Abstract

Borneo vortices (BVs) are intense precipitating winter storms that develop over the equatorial South China Sea and strongly affect the weather and climate over the western Maritime Continent because of their association with deep convection and heavy rainfall. In this study, the ability of the Hadley Centre Global Environment Model 3–Global Coupled, version 3.1 (HadGEM3-GC3.1), global climate model to simulate the climatology of BVs at different horizontal resolutions is examined using an objective feature-tracking algorithm. The HadGEM3-GC3.1 at the N512 (25 km) horizontal resolution simulates BVs with well-represented characteristics, including their frequency, spatial distribution, and lower-tropospheric structures when compared with BVs identified in a climate reanalysis, whereas the BVs in the N96 (~135 km) and N216 (~65 km) simulations are much weaker and less frequent.
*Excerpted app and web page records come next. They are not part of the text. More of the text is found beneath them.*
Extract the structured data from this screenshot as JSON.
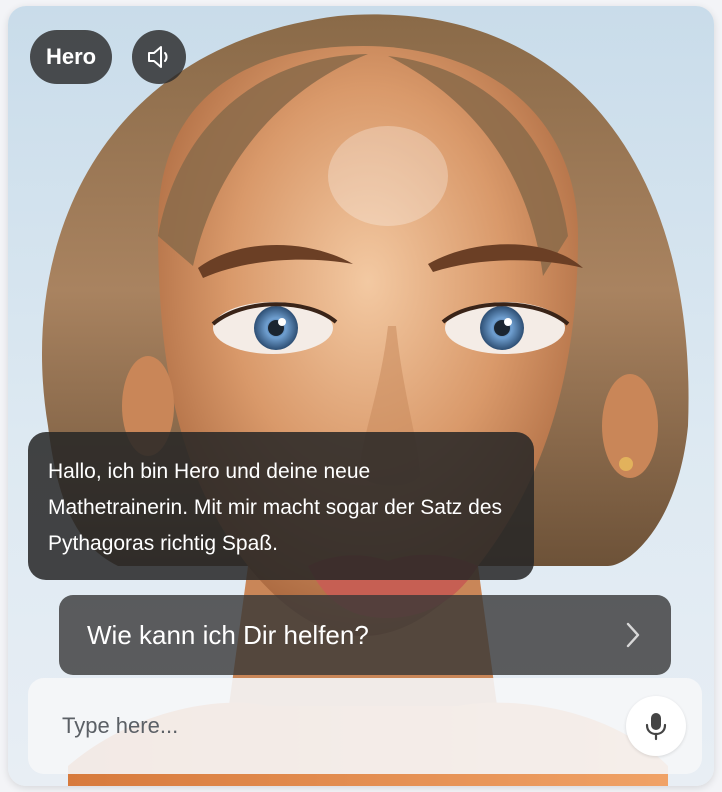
{
  "header": {
    "name_badge": "Hero",
    "sound_icon": "speaker-icon"
  },
  "avatar": {
    "description_icon": "avatar-portrait"
  },
  "chat": {
    "message": "Hallo, ich bin Hero und deine neue Mathetrainerin. Mit mir macht sogar der Satz des Pythagoras richtig Spaß."
  },
  "suggestion": {
    "label": "Wie kann ich Dir helfen?",
    "icon": "chevron-right-icon"
  },
  "input": {
    "placeholder": "Type here...",
    "value": "",
    "mic_icon": "microphone-icon"
  },
  "colors": {
    "overlay_dark": "#262626",
    "input_bg": "#f5f6f8",
    "text_light": "#ffffff"
  }
}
Also, the N512 simulation better captures the contribution of BVs to the winter precipitation in Borneo and the Malay Peninsula when compared with precipitation from a reanalysis data and from observations, whereas the N96 and N216 simulations underestimate this contribution because of the overly weak low-level convergence of the simulated BVs. The N512 simulation also exhibits an improved ability to reproduce the modulation of BV activity by the occurrence of northeasterly cold surges and active phases of the Madden–Julian oscillation in the region, including increased BV track densities, intensities, and lifetimes. A sufficiently high model resolution is thus found to be important to realistically simulate the present-climate precipitation extremes associated with BVs and to study their possible changes in a warmer climate.

Open access